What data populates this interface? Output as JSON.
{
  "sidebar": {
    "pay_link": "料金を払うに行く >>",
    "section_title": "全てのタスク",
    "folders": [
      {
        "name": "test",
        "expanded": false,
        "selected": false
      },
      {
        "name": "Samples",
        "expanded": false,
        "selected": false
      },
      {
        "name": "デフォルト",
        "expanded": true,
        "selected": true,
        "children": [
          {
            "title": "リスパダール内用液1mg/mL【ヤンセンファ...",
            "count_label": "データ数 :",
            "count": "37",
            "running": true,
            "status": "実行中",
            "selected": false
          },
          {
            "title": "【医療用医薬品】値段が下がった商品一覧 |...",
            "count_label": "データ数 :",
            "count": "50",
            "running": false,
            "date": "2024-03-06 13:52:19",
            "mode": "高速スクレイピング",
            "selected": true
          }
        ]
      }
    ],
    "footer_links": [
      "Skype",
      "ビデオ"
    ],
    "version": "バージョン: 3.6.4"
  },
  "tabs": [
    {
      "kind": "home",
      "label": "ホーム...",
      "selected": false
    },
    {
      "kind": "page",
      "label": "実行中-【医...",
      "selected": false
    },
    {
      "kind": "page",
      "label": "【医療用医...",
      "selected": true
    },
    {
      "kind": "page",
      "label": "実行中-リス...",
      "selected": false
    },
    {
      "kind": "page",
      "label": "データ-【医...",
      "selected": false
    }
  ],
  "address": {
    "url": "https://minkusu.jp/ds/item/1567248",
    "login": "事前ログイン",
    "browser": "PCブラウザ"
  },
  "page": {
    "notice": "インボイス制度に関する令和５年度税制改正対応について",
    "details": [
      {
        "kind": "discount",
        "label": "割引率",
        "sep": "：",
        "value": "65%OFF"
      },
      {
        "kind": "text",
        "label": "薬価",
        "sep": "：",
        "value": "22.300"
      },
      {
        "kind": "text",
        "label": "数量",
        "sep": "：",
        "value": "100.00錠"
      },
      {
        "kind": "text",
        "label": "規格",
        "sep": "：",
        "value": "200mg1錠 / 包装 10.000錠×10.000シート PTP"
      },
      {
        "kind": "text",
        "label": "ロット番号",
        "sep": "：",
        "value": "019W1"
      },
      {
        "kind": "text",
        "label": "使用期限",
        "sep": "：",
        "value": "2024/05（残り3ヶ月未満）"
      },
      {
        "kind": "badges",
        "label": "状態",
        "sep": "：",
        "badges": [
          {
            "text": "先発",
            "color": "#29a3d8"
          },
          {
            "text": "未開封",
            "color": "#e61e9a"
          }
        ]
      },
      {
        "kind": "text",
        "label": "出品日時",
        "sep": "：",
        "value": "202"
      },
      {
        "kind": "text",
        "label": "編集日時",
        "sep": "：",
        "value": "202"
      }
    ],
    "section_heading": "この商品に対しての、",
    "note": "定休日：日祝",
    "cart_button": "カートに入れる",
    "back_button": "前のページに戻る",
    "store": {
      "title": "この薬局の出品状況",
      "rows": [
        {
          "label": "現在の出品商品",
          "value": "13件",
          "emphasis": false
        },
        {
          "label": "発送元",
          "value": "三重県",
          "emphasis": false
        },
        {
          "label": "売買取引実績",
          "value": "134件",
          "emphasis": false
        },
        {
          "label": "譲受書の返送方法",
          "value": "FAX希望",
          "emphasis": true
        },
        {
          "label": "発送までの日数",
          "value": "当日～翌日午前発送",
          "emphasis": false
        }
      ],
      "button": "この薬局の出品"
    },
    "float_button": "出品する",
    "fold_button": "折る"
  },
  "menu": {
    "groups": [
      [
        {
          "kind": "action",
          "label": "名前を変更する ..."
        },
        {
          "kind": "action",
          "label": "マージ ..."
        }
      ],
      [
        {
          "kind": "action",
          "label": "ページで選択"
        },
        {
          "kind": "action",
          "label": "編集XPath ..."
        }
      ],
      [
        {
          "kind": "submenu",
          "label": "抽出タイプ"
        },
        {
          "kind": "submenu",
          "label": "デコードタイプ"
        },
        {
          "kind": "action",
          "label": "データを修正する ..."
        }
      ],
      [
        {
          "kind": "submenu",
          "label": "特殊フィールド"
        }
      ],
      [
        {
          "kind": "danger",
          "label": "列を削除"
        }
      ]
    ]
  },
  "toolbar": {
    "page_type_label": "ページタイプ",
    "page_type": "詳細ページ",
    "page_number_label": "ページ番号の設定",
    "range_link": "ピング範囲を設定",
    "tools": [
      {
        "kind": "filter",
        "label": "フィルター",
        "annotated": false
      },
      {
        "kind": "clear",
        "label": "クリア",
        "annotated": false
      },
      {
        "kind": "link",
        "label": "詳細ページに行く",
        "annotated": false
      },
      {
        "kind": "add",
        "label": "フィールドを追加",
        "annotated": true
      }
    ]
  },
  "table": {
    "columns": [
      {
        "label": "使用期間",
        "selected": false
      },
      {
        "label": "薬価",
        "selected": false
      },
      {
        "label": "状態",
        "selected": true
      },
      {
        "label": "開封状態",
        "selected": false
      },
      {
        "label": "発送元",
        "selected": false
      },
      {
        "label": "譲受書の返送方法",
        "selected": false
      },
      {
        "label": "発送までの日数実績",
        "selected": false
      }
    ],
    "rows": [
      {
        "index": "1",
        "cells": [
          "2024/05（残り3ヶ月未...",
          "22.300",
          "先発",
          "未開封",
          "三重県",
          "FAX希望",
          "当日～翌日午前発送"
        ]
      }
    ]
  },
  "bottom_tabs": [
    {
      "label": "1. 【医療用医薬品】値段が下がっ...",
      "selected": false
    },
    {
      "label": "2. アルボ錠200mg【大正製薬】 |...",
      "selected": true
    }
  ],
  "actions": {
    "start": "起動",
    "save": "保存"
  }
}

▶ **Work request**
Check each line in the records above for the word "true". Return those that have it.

▶ **Exercise output**
        "expanded": true,
        "selected": true,
            "running": true,
            "selected": true
      "selected": true
          "emphasis": true
        "annotated": true
        "selected": true
      "selected": true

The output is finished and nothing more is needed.